(Items from an interface collection)
☆ ☆ ☆ ☆ ☆
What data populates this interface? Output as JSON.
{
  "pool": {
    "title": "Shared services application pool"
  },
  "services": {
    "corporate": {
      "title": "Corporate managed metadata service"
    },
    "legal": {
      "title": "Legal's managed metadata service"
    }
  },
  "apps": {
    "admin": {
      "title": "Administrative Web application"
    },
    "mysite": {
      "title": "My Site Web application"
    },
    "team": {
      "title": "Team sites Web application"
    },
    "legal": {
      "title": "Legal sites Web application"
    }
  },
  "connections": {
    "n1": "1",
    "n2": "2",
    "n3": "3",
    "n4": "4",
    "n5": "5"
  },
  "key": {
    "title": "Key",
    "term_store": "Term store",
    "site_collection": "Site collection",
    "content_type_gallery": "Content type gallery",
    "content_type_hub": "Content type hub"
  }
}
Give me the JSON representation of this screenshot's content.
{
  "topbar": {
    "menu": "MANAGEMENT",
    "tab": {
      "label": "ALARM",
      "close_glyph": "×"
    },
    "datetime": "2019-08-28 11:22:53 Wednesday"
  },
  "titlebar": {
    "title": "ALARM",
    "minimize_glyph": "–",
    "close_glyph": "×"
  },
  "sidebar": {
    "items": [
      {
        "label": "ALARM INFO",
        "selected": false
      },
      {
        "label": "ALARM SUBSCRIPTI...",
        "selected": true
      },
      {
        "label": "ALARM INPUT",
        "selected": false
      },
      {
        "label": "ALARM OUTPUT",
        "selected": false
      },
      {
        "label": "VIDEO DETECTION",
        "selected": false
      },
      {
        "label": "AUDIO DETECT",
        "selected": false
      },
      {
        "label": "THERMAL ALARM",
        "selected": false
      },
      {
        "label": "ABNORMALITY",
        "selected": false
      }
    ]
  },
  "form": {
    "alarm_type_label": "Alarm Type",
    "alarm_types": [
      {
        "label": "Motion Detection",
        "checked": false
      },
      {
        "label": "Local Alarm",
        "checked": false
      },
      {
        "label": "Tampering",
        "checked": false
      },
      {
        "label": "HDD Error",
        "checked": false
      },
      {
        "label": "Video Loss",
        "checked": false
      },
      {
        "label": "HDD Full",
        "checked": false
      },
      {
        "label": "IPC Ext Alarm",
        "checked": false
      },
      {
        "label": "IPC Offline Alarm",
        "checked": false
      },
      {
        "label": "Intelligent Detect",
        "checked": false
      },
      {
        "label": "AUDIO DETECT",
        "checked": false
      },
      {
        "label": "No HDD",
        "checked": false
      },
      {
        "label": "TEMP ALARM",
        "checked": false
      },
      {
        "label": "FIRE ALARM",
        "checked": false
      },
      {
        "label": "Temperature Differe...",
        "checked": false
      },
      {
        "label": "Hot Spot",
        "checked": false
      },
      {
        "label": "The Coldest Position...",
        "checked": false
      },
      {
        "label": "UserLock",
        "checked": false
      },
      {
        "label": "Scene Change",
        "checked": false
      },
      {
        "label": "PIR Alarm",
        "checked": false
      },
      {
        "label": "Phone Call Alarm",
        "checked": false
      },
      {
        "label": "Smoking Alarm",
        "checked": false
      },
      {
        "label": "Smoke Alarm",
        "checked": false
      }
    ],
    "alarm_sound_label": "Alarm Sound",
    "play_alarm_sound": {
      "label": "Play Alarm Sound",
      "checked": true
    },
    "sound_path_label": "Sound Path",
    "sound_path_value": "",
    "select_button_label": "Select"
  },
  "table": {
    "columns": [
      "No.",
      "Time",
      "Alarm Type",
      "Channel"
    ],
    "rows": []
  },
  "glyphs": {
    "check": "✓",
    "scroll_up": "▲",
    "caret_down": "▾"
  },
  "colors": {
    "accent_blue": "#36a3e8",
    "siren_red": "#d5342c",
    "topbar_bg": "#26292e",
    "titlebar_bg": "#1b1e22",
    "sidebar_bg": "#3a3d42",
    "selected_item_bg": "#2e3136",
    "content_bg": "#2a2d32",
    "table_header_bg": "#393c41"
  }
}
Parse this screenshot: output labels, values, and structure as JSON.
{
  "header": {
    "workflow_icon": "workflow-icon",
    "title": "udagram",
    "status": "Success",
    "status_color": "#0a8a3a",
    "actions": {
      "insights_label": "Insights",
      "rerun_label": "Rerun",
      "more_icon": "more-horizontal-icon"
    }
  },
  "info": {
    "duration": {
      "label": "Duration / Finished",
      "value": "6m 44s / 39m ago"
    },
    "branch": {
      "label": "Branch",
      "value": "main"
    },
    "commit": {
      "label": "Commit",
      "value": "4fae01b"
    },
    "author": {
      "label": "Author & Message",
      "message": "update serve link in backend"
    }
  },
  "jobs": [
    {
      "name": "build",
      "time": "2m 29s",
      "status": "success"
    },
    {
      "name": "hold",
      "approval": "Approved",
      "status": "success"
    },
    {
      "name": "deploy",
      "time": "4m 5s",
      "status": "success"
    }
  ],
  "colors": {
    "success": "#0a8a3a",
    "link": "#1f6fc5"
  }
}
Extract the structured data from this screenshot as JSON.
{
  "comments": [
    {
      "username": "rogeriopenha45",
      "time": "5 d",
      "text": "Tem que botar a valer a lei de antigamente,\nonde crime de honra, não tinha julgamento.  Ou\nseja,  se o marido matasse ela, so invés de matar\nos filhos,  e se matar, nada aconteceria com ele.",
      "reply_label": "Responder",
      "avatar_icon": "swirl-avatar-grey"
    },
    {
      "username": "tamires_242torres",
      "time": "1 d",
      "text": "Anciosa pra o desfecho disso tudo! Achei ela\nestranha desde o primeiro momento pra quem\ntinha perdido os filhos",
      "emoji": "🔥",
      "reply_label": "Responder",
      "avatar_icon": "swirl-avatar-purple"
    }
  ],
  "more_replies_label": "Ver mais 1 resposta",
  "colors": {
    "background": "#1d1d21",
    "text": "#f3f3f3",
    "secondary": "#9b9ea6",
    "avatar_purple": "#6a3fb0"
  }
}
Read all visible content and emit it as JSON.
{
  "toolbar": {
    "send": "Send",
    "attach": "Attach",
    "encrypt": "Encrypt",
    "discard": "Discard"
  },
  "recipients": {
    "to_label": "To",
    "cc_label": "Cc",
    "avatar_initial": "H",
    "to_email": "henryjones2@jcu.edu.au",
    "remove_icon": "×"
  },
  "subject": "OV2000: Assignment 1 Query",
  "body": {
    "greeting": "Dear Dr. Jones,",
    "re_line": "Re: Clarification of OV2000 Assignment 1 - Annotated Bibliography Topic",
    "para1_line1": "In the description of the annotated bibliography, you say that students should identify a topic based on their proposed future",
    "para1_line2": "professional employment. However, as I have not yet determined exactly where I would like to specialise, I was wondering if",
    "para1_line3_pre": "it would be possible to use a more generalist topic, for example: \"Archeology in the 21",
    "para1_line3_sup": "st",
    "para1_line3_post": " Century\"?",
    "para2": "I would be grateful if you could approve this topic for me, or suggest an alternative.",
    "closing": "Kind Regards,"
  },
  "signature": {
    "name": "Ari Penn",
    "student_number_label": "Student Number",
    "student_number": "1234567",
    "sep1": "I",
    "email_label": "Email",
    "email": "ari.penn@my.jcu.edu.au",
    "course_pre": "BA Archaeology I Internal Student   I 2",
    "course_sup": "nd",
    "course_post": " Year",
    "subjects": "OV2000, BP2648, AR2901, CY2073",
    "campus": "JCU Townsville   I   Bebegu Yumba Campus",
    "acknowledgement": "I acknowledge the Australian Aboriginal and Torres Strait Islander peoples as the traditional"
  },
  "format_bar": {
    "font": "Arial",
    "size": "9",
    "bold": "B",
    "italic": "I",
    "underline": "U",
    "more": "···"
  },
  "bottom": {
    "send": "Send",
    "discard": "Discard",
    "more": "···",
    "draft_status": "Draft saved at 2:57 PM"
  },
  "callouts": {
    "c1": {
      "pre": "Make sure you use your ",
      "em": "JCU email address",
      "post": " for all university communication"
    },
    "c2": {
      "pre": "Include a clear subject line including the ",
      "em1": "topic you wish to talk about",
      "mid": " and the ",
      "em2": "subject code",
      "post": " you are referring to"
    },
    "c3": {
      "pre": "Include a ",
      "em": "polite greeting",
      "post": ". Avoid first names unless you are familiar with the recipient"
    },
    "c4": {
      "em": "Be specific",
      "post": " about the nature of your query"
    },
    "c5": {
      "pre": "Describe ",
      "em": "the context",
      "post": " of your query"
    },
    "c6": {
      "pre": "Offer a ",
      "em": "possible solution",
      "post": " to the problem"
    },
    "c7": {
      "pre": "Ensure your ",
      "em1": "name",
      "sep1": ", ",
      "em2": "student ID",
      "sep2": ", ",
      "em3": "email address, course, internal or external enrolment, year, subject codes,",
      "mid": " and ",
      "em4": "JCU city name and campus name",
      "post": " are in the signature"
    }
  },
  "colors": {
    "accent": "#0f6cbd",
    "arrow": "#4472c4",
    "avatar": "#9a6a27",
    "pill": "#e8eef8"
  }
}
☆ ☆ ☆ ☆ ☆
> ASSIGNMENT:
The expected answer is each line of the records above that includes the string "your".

> THE ANSWER:
      "pre": "Make sure you use your ",
      "post": " about the nature of your query"
      "post": " of your query"
      "pre": "Ensure your ",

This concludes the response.